Article by Corey M.
One of the first obviously noticeable changes in the band’s style is a further streamlining of the music, made possible by mimicing the pacing of classic-era speed metal bands at their smoothest, often switching between thrashy drums over chunky punk-ish riffs and slower (but not groovy) stretches of ringing chords as the main way of shifting dynamics between segments within songs. A lead guitarist has been added to the line-up since the last album, and his solos are silky smooth while being exciting and fairly original given that each are written in a fairly boxy, speed metal style. Flashy and highly emotional guitar solos in extreme metal are usually either really good (e.g. Don’t Break the Oath, Rust in Peace, Sammath – Triumph in Hatred, early Death and Pestilence) or really bad (Carcass – Necroticism), but Mortuary Drape’s fall somewhere in the sparsely inhabited wasteland of the middle.

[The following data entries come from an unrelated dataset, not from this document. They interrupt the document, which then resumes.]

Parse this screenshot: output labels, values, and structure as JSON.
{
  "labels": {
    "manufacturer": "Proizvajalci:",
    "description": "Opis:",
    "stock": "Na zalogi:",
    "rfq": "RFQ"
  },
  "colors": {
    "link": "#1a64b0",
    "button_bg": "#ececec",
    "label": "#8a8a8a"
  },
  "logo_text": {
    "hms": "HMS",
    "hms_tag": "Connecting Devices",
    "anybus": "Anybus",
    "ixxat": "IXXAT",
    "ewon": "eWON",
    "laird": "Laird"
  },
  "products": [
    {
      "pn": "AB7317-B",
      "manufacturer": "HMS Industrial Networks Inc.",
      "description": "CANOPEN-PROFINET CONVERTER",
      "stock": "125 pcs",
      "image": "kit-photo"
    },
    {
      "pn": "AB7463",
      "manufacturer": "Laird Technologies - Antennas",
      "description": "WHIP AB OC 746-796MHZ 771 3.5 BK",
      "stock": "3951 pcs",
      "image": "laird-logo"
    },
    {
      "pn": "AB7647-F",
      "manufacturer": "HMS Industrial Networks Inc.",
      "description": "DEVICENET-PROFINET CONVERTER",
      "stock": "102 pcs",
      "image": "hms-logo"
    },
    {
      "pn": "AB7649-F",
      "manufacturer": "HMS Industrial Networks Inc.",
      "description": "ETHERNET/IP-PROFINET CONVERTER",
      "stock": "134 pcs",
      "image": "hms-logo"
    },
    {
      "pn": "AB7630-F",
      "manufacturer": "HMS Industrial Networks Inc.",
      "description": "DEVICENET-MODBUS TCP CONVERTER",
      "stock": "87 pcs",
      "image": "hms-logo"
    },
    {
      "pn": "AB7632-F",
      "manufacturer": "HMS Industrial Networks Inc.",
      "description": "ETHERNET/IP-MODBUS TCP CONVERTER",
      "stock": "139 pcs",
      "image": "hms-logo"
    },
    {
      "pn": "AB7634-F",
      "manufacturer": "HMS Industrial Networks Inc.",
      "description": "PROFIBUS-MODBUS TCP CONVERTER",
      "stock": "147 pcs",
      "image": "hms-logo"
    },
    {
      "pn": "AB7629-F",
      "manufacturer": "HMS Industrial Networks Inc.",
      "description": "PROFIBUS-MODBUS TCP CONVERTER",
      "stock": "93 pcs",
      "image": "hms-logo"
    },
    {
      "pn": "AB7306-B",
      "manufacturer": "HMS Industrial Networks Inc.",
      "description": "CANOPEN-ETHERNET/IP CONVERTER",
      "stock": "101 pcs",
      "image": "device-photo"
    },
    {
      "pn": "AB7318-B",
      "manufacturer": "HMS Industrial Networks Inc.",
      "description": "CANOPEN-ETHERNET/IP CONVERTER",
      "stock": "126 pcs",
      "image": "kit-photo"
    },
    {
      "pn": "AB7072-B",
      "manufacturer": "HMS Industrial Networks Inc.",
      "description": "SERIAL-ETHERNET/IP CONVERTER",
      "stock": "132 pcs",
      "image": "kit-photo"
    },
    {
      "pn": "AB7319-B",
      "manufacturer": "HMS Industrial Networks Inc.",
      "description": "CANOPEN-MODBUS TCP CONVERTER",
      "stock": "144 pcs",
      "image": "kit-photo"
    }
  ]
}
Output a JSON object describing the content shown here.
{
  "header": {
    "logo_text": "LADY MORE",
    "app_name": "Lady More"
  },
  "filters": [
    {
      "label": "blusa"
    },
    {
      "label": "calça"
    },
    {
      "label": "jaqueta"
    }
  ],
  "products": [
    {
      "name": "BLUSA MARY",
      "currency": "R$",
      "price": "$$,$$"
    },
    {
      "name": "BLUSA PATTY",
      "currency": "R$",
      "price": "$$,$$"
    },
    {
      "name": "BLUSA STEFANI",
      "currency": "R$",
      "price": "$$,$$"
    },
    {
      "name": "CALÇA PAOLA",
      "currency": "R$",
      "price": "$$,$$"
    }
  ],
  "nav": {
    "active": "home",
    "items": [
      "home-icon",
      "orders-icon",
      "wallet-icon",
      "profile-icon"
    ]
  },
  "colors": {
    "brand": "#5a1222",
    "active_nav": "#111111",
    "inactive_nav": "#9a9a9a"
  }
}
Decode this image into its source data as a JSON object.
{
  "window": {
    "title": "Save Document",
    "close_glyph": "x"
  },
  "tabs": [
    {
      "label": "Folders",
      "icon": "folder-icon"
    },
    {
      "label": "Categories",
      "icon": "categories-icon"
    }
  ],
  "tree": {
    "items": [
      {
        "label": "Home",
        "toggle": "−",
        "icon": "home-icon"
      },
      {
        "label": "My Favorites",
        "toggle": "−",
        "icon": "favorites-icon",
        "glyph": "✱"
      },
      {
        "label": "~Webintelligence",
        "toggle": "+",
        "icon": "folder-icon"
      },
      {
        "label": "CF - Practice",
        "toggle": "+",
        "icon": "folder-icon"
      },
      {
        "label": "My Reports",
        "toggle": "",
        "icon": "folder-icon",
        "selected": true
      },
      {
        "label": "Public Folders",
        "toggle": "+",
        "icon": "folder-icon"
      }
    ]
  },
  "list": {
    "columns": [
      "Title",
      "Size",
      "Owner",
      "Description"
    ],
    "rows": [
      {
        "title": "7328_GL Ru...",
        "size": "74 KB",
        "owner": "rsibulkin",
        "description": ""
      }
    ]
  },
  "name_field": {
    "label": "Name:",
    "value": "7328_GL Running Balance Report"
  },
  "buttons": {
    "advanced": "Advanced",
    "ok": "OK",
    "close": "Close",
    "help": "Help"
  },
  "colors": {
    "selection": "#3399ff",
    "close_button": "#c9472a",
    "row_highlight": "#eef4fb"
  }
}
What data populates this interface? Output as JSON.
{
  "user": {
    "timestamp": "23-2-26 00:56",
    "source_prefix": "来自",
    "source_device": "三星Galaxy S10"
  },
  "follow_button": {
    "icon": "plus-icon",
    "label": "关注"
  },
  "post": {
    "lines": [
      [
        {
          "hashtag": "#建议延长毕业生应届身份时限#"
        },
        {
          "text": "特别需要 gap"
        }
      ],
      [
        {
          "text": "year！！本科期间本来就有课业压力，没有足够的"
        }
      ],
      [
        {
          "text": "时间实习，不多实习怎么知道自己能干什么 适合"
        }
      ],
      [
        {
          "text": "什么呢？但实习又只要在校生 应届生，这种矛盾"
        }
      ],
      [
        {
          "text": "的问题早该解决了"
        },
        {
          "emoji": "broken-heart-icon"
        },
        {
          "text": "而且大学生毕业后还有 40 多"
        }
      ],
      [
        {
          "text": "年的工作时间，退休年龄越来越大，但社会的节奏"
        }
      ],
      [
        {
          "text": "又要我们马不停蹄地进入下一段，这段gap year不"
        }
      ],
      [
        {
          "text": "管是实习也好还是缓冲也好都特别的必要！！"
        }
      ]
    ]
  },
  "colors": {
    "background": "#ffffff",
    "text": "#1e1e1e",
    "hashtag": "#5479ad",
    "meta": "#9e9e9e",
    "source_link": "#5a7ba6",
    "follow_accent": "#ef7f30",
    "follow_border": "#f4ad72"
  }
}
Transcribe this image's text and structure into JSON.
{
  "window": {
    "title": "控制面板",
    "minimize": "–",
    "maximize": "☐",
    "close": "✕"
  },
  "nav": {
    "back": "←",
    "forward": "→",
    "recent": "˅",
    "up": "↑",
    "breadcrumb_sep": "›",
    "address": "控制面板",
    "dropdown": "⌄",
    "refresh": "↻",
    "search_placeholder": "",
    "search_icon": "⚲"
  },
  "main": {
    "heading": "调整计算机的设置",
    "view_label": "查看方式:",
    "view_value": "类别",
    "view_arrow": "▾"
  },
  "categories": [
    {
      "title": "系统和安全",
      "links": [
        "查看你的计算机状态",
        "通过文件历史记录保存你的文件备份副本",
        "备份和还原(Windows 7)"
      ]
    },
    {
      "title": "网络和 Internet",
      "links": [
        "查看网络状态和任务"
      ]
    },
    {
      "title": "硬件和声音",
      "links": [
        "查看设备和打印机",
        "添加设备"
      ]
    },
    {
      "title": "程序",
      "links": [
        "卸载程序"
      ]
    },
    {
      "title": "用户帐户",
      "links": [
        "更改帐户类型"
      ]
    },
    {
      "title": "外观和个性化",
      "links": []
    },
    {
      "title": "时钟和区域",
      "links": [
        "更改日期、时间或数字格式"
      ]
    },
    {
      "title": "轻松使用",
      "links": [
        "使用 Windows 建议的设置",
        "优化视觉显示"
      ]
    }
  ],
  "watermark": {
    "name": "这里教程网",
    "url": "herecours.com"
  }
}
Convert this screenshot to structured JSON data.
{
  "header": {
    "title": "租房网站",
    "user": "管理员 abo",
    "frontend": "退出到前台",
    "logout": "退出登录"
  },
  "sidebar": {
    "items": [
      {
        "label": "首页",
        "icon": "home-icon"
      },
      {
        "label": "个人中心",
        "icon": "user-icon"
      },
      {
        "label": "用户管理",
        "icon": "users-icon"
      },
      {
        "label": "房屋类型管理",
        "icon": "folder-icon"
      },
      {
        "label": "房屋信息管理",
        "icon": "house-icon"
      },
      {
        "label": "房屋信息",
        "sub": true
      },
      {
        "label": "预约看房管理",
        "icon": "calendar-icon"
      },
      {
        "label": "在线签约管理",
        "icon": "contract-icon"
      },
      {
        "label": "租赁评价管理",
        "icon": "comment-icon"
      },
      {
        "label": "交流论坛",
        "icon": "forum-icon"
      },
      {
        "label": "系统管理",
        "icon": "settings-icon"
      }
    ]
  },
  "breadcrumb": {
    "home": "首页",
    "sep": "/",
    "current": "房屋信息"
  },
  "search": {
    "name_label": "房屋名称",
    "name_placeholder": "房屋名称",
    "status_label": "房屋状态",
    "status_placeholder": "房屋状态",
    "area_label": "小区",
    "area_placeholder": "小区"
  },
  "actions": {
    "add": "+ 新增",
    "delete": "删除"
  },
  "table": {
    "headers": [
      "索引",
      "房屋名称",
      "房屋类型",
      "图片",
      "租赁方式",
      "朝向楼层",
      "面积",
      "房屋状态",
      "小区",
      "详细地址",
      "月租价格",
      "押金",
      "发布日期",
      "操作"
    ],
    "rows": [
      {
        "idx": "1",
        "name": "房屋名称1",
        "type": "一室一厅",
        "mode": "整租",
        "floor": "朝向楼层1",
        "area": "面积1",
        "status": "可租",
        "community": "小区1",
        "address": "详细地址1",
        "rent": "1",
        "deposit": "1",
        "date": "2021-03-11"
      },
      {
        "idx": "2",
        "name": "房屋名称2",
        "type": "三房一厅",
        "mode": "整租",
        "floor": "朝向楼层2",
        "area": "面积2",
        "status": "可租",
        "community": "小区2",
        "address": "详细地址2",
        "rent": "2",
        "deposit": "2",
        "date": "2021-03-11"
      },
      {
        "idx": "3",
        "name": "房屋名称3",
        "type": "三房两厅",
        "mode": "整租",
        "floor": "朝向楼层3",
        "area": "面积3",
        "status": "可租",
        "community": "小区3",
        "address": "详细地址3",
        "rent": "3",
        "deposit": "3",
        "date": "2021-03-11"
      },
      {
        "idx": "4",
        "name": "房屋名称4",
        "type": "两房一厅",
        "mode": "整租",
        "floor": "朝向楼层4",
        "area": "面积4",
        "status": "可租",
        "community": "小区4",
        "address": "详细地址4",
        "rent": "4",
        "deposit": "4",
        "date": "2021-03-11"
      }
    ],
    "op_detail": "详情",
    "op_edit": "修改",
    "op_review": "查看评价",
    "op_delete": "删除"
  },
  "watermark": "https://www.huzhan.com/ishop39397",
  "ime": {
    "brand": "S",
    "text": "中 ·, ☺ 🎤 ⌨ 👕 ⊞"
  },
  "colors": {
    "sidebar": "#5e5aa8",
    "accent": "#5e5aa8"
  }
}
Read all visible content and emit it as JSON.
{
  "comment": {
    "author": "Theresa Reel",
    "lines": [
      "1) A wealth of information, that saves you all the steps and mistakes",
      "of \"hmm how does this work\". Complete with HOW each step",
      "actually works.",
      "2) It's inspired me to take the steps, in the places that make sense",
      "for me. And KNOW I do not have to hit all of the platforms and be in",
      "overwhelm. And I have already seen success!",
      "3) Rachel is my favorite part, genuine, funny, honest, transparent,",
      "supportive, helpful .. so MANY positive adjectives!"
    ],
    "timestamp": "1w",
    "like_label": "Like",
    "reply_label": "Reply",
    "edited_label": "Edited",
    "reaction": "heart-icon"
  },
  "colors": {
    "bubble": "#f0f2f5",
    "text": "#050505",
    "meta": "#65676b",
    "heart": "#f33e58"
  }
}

This falls in line with the rest of the band’s performance on this album; well-structured, consistent, effective use of non-guitar sounds, never really boring, but never righteously hateful enough to evoke a feeling of true darkness – something like video footage that has been set up to look like a convincingly real catastrophe, but too cleanly-presented and therefore obviously not actual footage of a real catastrophe. Overall this is a satisfying and fun listen, but I would strongly recommend checking out a stream before dedicating to a purchase, especially if this band never tickled your fancy in the first place.